Discuss sleeping arrangements. Decide if you wish to sleep in the same bed on the nights your partner works the night shift. If so, talk about coming in at night and leaving quietly in the morning given one of you will likely be sleeping when the other is coming or going.

Agree on a cooking schedule. Discuss if you want to take turns cooking and leaving leftovers for the other or if each person should be responsible for his own meal. If you choose to divide the cooking, set a schedule and write it on a calendar that you both can easily access to ensure each of you knows when to make a meal.

Schedule a time to talk and catch up on the day's events when you both are awake and not working. Even if this is just a few minutes each day, doing so improves communication between you and your partner who is working the night shift.

Send emails, texts or Facebook messages to your significant other throughout the day, even if she is at work. These can be read when she is able and can be used to communicate necessary daily information such as a time change for a child's school event, or you can simply send a message to say you are thinking about her. An article by the Lazarus Institute in "Psychology Today" stresses the importance of clarifying any questions and clearly communicating to ensure both parties are on the same page. Doing this helps make time apart seem shorter and less disruptive.

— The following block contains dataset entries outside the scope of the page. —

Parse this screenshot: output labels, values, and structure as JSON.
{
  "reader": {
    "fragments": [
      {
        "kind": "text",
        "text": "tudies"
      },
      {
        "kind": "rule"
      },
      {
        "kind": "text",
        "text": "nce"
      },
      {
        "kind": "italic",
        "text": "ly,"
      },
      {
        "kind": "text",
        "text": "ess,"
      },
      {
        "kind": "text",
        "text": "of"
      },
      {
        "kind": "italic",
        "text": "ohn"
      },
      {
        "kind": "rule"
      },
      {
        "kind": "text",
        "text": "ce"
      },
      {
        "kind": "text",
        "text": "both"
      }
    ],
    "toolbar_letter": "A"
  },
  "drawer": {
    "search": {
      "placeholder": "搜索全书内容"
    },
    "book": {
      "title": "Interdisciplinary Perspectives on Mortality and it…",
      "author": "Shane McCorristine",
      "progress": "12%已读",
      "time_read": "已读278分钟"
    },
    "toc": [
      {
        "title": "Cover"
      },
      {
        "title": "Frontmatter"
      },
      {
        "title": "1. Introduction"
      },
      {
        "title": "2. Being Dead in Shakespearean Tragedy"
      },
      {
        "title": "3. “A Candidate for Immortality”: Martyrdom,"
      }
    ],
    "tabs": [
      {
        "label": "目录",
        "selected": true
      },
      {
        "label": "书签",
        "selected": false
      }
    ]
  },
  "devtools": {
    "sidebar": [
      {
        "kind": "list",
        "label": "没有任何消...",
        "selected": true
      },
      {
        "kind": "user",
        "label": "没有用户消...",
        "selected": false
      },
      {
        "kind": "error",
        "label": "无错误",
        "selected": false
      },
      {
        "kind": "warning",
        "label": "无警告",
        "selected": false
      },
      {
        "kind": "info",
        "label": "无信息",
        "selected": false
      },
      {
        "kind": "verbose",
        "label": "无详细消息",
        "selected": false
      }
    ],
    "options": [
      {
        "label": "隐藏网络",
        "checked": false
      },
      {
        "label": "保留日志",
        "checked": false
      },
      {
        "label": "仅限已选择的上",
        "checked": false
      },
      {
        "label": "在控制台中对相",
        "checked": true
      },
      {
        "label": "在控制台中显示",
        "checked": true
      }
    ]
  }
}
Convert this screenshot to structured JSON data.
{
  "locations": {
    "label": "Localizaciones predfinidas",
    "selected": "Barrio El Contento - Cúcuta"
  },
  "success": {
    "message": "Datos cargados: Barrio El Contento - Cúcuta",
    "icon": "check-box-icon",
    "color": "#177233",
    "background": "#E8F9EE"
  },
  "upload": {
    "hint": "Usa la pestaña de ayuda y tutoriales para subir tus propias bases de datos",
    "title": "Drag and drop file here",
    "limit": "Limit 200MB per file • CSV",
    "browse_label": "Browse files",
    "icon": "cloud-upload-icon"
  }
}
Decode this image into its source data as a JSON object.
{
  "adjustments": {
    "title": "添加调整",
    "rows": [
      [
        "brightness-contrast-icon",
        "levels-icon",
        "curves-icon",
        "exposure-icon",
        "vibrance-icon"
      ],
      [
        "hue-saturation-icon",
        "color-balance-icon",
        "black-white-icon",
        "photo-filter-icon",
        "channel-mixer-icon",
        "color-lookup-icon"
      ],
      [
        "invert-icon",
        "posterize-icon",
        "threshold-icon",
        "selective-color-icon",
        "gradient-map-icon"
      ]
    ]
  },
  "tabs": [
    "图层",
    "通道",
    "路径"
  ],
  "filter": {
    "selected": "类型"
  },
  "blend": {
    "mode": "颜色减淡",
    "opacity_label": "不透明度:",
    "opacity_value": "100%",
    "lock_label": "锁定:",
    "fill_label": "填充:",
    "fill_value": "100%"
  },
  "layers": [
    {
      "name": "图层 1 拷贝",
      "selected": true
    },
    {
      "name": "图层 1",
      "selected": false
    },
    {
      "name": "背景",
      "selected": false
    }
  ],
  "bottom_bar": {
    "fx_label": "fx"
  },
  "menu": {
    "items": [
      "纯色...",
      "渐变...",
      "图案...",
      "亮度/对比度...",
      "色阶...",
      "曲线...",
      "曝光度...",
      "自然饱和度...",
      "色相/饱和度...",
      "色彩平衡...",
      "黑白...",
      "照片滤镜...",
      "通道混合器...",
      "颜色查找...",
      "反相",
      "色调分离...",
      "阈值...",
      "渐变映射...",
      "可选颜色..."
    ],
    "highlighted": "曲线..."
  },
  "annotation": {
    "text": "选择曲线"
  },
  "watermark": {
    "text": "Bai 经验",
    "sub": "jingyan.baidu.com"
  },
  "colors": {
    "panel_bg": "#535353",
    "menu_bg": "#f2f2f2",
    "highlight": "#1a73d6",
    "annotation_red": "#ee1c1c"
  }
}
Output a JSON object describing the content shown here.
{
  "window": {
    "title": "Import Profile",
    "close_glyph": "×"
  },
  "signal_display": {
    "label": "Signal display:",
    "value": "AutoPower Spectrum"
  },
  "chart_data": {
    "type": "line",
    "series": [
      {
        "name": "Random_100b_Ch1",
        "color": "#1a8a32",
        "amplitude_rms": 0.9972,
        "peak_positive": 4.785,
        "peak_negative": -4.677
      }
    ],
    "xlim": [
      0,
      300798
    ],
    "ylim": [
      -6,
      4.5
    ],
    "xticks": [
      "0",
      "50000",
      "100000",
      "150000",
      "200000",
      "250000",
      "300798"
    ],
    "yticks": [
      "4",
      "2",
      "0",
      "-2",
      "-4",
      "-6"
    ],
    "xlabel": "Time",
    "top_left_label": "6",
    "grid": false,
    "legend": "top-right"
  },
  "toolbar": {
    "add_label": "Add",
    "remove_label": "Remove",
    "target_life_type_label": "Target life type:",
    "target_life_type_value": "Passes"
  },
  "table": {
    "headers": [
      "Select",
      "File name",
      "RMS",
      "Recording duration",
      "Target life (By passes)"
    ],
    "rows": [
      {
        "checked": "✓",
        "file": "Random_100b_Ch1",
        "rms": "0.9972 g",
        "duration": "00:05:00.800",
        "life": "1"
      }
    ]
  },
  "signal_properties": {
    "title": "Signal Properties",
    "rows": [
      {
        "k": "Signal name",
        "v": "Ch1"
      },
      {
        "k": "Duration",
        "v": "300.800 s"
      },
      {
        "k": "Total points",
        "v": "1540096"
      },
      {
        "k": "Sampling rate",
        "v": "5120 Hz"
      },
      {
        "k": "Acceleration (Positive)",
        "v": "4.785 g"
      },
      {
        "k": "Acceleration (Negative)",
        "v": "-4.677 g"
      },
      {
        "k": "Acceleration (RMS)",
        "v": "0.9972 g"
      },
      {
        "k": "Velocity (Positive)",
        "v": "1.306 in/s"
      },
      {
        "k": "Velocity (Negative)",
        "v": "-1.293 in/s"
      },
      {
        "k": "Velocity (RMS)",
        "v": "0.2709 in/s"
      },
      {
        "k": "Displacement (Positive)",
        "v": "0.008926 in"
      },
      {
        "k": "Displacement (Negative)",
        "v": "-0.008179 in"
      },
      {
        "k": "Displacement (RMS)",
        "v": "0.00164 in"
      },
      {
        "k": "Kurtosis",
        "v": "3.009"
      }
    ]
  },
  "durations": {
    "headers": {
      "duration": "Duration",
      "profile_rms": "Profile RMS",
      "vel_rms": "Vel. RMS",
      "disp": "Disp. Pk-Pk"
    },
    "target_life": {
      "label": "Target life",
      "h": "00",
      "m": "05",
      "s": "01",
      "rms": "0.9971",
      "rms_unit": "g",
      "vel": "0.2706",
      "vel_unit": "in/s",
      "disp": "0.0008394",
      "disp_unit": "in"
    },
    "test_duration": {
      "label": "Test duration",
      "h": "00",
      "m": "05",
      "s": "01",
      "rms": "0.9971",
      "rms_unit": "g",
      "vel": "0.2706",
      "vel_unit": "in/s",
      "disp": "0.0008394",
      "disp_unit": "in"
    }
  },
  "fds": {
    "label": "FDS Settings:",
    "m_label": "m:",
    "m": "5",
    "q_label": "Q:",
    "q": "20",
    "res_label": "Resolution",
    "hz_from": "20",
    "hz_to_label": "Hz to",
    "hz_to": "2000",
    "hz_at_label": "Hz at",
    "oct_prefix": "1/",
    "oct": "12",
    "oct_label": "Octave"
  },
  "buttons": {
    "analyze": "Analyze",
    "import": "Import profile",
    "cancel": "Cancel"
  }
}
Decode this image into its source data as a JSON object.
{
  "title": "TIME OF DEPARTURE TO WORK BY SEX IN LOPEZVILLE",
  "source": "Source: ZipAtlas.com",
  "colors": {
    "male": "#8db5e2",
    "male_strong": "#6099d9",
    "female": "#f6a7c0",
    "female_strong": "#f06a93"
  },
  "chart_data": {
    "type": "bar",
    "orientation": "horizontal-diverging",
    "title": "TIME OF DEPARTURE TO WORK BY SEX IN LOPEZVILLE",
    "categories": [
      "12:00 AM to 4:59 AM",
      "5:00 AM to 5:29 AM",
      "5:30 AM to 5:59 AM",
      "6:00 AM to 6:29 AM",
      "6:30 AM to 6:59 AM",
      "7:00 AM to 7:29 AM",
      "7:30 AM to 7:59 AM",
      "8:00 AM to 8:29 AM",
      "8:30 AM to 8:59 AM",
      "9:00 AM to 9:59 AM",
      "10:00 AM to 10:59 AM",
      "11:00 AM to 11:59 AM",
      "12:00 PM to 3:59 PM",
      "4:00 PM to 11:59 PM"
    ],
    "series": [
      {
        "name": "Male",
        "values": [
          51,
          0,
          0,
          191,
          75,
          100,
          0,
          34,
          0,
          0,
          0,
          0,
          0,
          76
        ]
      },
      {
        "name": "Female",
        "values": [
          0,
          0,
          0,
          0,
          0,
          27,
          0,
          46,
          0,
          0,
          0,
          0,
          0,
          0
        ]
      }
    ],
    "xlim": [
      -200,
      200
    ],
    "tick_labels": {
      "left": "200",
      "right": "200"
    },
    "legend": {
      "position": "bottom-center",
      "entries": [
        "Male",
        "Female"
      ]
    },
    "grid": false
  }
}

Place a message center in a location that each person will see when entering the house. Select a whiteboard, chalkboard or other erasable surface to leave important notes in case you miss each other due to different sleeping and working schedules. This ensures that any important information won't be missed.

Choose one activity a week, no matter how small, that you can do with your significant other working the night shift. Schedule this ahead of time so each of you can plan on this special time together. While a dream vacation is an excellent idea, it need not be anything on a large scale. A simple meal together allows you time to reconnect and enjoy a few moments together despite your opposite working schedules.

Items you will need
  •  Phone
  •  Computer or tablet
  •  Message center

About the Author

Based in Texas, Lucie Westminster has been a writer and researcher since 1975. Her work has been published in journals such as "Psychological Reports" and "Journal of Verbal Learning and Verbal Behavior." Westminster's interests include developmental psychology, children, pets and crafting. She holds a Ph.D. in psychology from Miami University.

Photo Credits

  • Comstock/Comstock/Getty Images